Web page and app entries:
# # #
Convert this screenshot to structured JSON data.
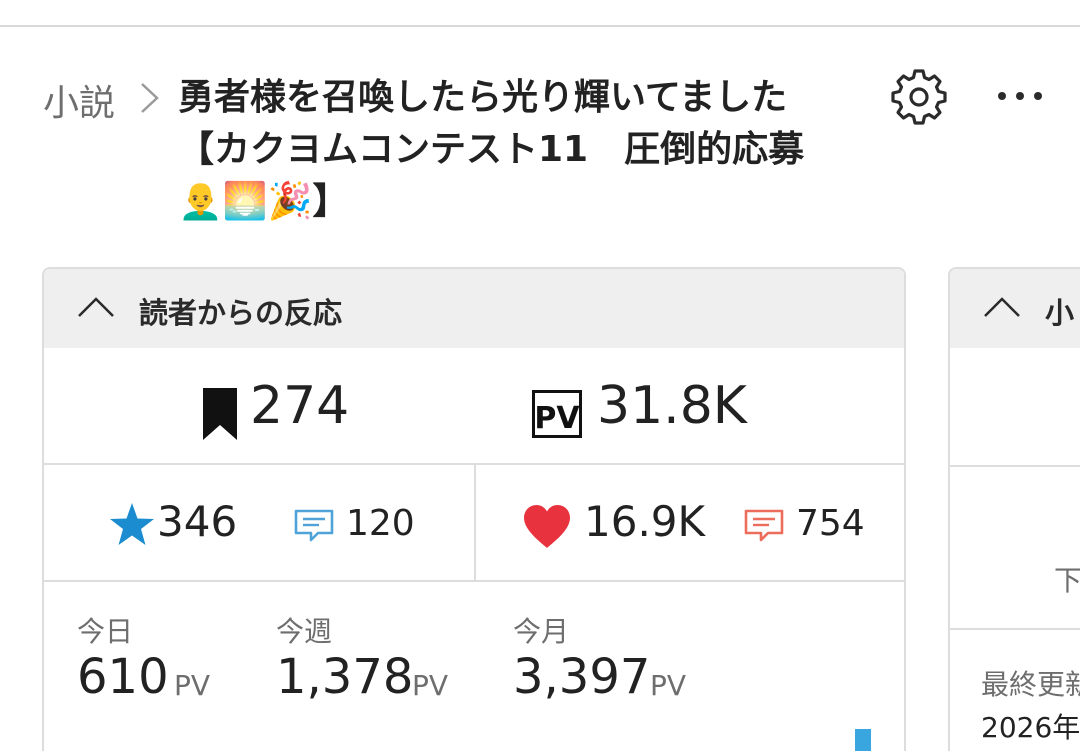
{
  "breadcrumb": {
    "category": "小説"
  },
  "work": {
    "title": "勇者様を召喚したら光り輝いてました【カクヨムコンテスト11　圧倒的応募👨‍🦲🌅🎉】"
  },
  "reactions": {
    "header": "読者からの反応",
    "bookmarks": "274",
    "pv_total": "31.8K",
    "stars": "346",
    "reviews": "120",
    "hearts": "16.9K",
    "comments": "754"
  },
  "pv_stats": {
    "today_label": "今日",
    "today_value": "610",
    "week_label": "今週",
    "week_value": "1,378",
    "month_label": "今月",
    "month_value": "3,397",
    "unit": "PV"
  },
  "side_card": {
    "header_partial": "小",
    "label_partial": "下",
    "last_updated_label_partial": "最終更新",
    "last_updated_value_partial": "2026年"
  },
  "colors": {
    "star": "#1a8ccf",
    "heart": "#e8333f",
    "review_icon": "#4fa3d8",
    "comment_icon": "#ec6d5c",
    "bar": "#3aa6e0"
  }
}
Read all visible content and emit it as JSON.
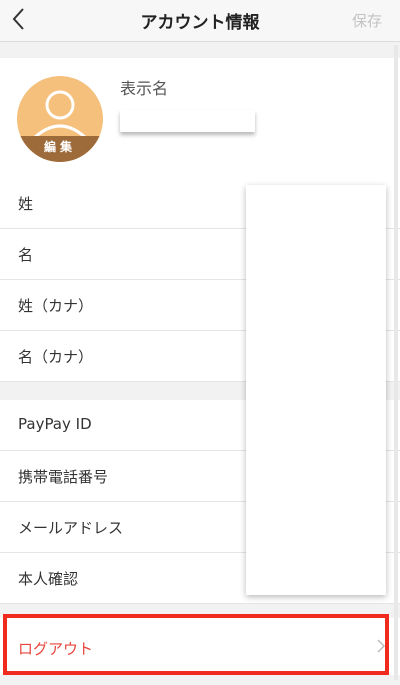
{
  "header": {
    "title": "アカウント情報",
    "save_label": "保存"
  },
  "profile": {
    "edit_label": "編集",
    "display_name_label": "表示名",
    "display_name_value": ""
  },
  "name_fields": [
    {
      "label": "姓"
    },
    {
      "label": "名"
    },
    {
      "label": "姓（カナ）"
    },
    {
      "label": "名（カナ）"
    }
  ],
  "account_fields": [
    {
      "label": "PayPay ID"
    },
    {
      "label": "携帯電話番号"
    },
    {
      "label": "メールアドレス"
    },
    {
      "label": "本人確認"
    }
  ],
  "logout": {
    "label": "ログアウト"
  },
  "colors": {
    "avatar_bg": "#f5bf7c",
    "avatar_edit_bg": "#9d6a3a",
    "logout_text": "#e8453c",
    "highlight": "#f02b1e"
  },
  "icons": {
    "back": "chevron-left-icon",
    "avatar": "user-icon",
    "logout": "chevron-right-icon"
  }
}
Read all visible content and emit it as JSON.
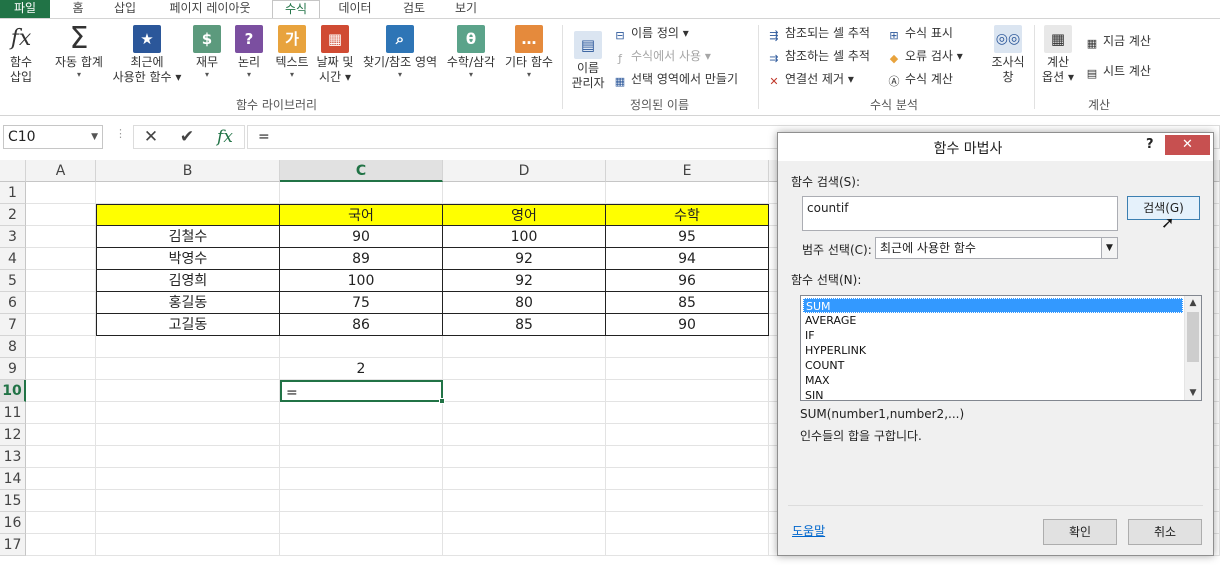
{
  "tabs": [
    "파일",
    "홈",
    "삽입",
    "페이지 레이아웃",
    "수식",
    "데이터",
    "검토",
    "보기"
  ],
  "ribbon": {
    "insert_function": {
      "line1": "함수",
      "line2": "삽입",
      "icon": "fx-icon"
    },
    "autosum": {
      "label": "자동 합계",
      "icon": "sigma-icon"
    },
    "recent": {
      "line1": "최근에",
      "line2": "사용한 함수",
      "icon": "star-icon"
    },
    "finance": {
      "label": "재무",
      "icon": "finance-icon"
    },
    "logical": {
      "label": "논리",
      "icon": "question-icon"
    },
    "text": {
      "label": "텍스트",
      "icon": "text-icon"
    },
    "datetime": {
      "line1": "날짜 및",
      "line2": "시간",
      "icon": "calendar-icon"
    },
    "lookup": {
      "label": "찾기/참조 영역",
      "icon": "lookup-icon"
    },
    "math": {
      "label": "수학/삼각",
      "icon": "theta-icon"
    },
    "more": {
      "label": "기타 함수",
      "icon": "more-icon"
    },
    "library_group": "함수 라이브러리",
    "name_manager": {
      "line1": "이름",
      "line2": "관리자",
      "icon": "name-manager-icon"
    },
    "define_name": "이름 정의",
    "use_in_formula": "수식에서 사용",
    "create_from_selection": "선택 영역에서 만들기",
    "names_group": "정의된 이름",
    "trace_precedents": "참조되는 셀 추적",
    "trace_dependents": "참조하는 셀 추적",
    "remove_arrows": "연결선 제거",
    "show_formulas": "수식 표시",
    "error_checking": "오류 검사",
    "evaluate_formula": "수식 계산",
    "watch_window": {
      "line1": "조사식",
      "line2": "창",
      "icon": "glasses-icon"
    },
    "audit_group": "수식 분석",
    "calc_options": {
      "line1": "계산",
      "line2": "옵션",
      "icon": "calculator-icon"
    },
    "calc_now": "지금 계산",
    "calc_sheet": "시트 계산",
    "calc_group": "계산"
  },
  "formula_bar": {
    "name_box": "C10",
    "cancel": "✕",
    "enter": "✔",
    "fx": "fx",
    "formula": "="
  },
  "sheet": {
    "columns": [
      "A",
      "B",
      "C",
      "D",
      "E"
    ],
    "rows": [
      "1",
      "2",
      "3",
      "4",
      "5",
      "6",
      "7",
      "8",
      "9",
      "10",
      "11",
      "12",
      "13",
      "14",
      "15",
      "16",
      "17"
    ],
    "headers": [
      "국어",
      "영어",
      "수학"
    ],
    "students": [
      {
        "name": "김철수",
        "korean": "90",
        "english": "100",
        "math": "95"
      },
      {
        "name": "박영수",
        "korean": "89",
        "english": "92",
        "math": "94"
      },
      {
        "name": "김영희",
        "korean": "100",
        "english": "92",
        "math": "96"
      },
      {
        "name": "홍길동",
        "korean": "75",
        "english": "80",
        "math": "85"
      },
      {
        "name": "고길동",
        "korean": "86",
        "english": "85",
        "math": "90"
      }
    ],
    "c9": "2",
    "c10": "="
  },
  "dialog": {
    "title": "함수 마법사",
    "help": "?",
    "close": "✕",
    "search_label": "함수 검색(S):",
    "search_value": "countif",
    "search_button": "검색(G)",
    "category_label": "범주 선택(C):",
    "category_value": "최근에 사용한 함수",
    "function_label": "함수 선택(N):",
    "functions": [
      "SUM",
      "AVERAGE",
      "IF",
      "HYPERLINK",
      "COUNT",
      "MAX",
      "SIN"
    ],
    "syntax": "SUM(number1,number2,...)",
    "description": "인수들의 합을 구합니다.",
    "help_link": "도움말",
    "ok": "확인",
    "cancel": "취소"
  },
  "colors": {
    "excel_green": "#217346",
    "highlight_yellow": "#ffff00",
    "selection_blue": "#3399ff"
  }
}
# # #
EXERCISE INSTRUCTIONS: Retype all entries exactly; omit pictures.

YOUR SOLUTION:
Convert this screenshot to structured JSON data.
{
  "breadcrumb": {
    "category": "小説"
  },
  "work": {
    "title": "勇者様を召喚したら光り輝いてました【カクヨムコンテスト11　圧倒的応募👨‍🦲🌅🎉】"
  },
  "reactions": {
    "header": "読者からの反応",
    "bookmarks": "274",
    "pv_total": "31.8K",
    "stars": "346",
    "reviews": "120",
    "hearts": "16.9K",
    "comments": "754"
  },
  "pv_stats": {
    "today_label": "今日",
    "today_value": "610",
    "week_label": "今週",
    "week_value": "1,378",
    "month_label": "今月",
    "month_value": "3,397",
    "unit": "PV"
  },
  "side_card": {
    "header_partial": "小",
    "label_partial": "下",
    "last_updated_label_partial": "最終更新",
    "last_updated_value_partial": "2026年"
  },
  "colors": {
    "star": "#1a8ccf",
    "heart": "#e8333f",
    "review_icon": "#4fa3d8",
    "comment_icon": "#ec6d5c",
    "bar": "#3aa6e0"
  }
}
Read all visible content and emit it as JSON.
{
  "header": {
    "title": "アカウント情報",
    "save_label": "保存"
  },
  "profile": {
    "edit_label": "編集",
    "display_name_label": "表示名",
    "display_name_value": ""
  },
  "name_fields": [
    {
      "label": "姓"
    },
    {
      "label": "名"
    },
    {
      "label": "姓（カナ）"
    },
    {
      "label": "名（カナ）"
    }
  ],
  "account_fields": [
    {
      "label": "PayPay ID"
    },
    {
      "label": "携帯電話番号"
    },
    {
      "label": "メールアドレス"
    },
    {
      "label": "本人確認"
    }
  ],
  "logout": {
    "label": "ログアウト"
  },
  "colors": {
    "avatar_bg": "#f5bf7c",
    "avatar_edit_bg": "#9d6a3a",
    "logout_text": "#e8453c",
    "highlight": "#f02b1e"
  },
  "icons": {
    "back": "chevron-left-icon",
    "avatar": "user-icon",
    "logout": "chevron-right-icon"
  }
}
Read all visible content and emit it as JSON.
{
  "tabs": [
    "파일",
    "홈",
    "삽입",
    "페이지 레이아웃",
    "수식",
    "데이터",
    "검토",
    "보기"
  ],
  "ribbon": {
    "insert_function": {
      "line1": "함수",
      "line2": "삽입",
      "icon": "fx-icon"
    },
    "autosum": {
      "label": "자동 합계",
      "icon": "sigma-icon"
    },
    "recent": {
      "line1": "최근에",
      "line2": "사용한 함수",
      "icon": "star-icon"
    },
    "finance": {
      "label": "재무",
      "icon": "finance-icon"
    },
    "logical": {
      "label": "논리",
      "icon": "question-icon"
    },
    "text": {
      "label": "텍스트",
      "icon": "text-icon"
    },
    "datetime": {
      "line1": "날짜 및",
      "line2": "시간",
      "icon": "calendar-icon"
    },
    "lookup": {
      "label": "찾기/참조 영역",
      "icon": "lookup-icon"
    },
    "math": {
      "label": "수학/삼각",
      "icon": "theta-icon"
    },
    "more": {
      "label": "기타 함수",
      "icon": "more-icon"
    },
    "library_group": "함수 라이브러리",
    "name_manager": {
      "line1": "이름",
      "line2": "관리자",
      "icon": "name-manager-icon"
    },
    "define_name": "이름 정의",
    "use_in_formula": "수식에서 사용",
    "create_from_selection": "선택 영역에서 만들기",
    "names_group": "정의된 이름",
    "trace_precedents": "참조되는 셀 추적",
    "trace_dependents": "참조하는 셀 추적",
    "remove_arrows": "연결선 제거",
    "show_formulas": "수식 표시",
    "error_checking": "오류 검사",
    "evaluate_formula": "수식 계산",
    "watch_window": {
      "line1": "조사식",
      "line2": "창",
      "icon": "glasses-icon"
    },
    "audit_group": "수식 분석",
    "calc_options": {
      "line1": "계산",
      "line2": "옵션",
      "icon": "calculator-icon"
    },
    "calc_now": "지금 계산",
    "calc_sheet": "시트 계산",
    "calc_group": "계산"
  },
  "formula_bar": {
    "name_box": "C10",
    "cancel": "✕",
    "enter": "✔",
    "fx": "fx",
    "formula": "="
  },
  "sheet": {
    "columns": [
      "A",
      "B",
      "C",
      "D",
      "E"
    ],
    "rows": [
      "1",
      "2",
      "3",
      "4",
      "5",
      "6",
      "7",
      "8",
      "9",
      "10",
      "11",
      "12",
      "13",
      "14",
      "15",
      "16",
      "17"
    ],
    "headers": [
      "국어",
      "영어",
      "수학"
    ],
    "students": [
      {
        "name": "김철수",
        "korean": "90",
        "english": "100",
        "math": "95"
      },
      {
        "name": "박영수",
        "korean": "89",
        "english": "92",
        "math": "94"
      },
      {
        "name": "김영희",
        "korean": "100",
        "english": "92",
        "math": "96"
      },
      {
        "name": "홍길동",
        "korean": "75",
        "english": "80",
        "math": "85"
      },
      {
        "name": "고길동",
        "korean": "86",
        "english": "85",
        "math": "90"
      }
    ],
    "c9": "2",
    "c10": "="
  },
  "dialog": {
    "title": "함수 마법사",
    "help": "?",
    "close": "✕",
    "search_label": "함수 검색(S):",
    "search_value": "countif",
    "search_button": "검색(G)",
    "category_label": "범주 선택(C):",
    "category_value": "최근에 사용한 함수",
    "function_label": "함수 선택(N):",
    "functions": [
      "SUM",
      "AVERAGE",
      "IF",
      "HYPERLINK",
      "COUNT",
      "MAX",
      "SIN"
    ],
    "syntax": "SUM(number1,number2,...)",
    "description": "인수들의 합을 구합니다.",
    "help_link": "도움말",
    "ok": "확인",
    "cancel": "취소"
  },
  "colors": {
    "excel_green": "#217346",
    "highlight_yellow": "#ffff00",
    "selection_blue": "#3399ff"
  }
}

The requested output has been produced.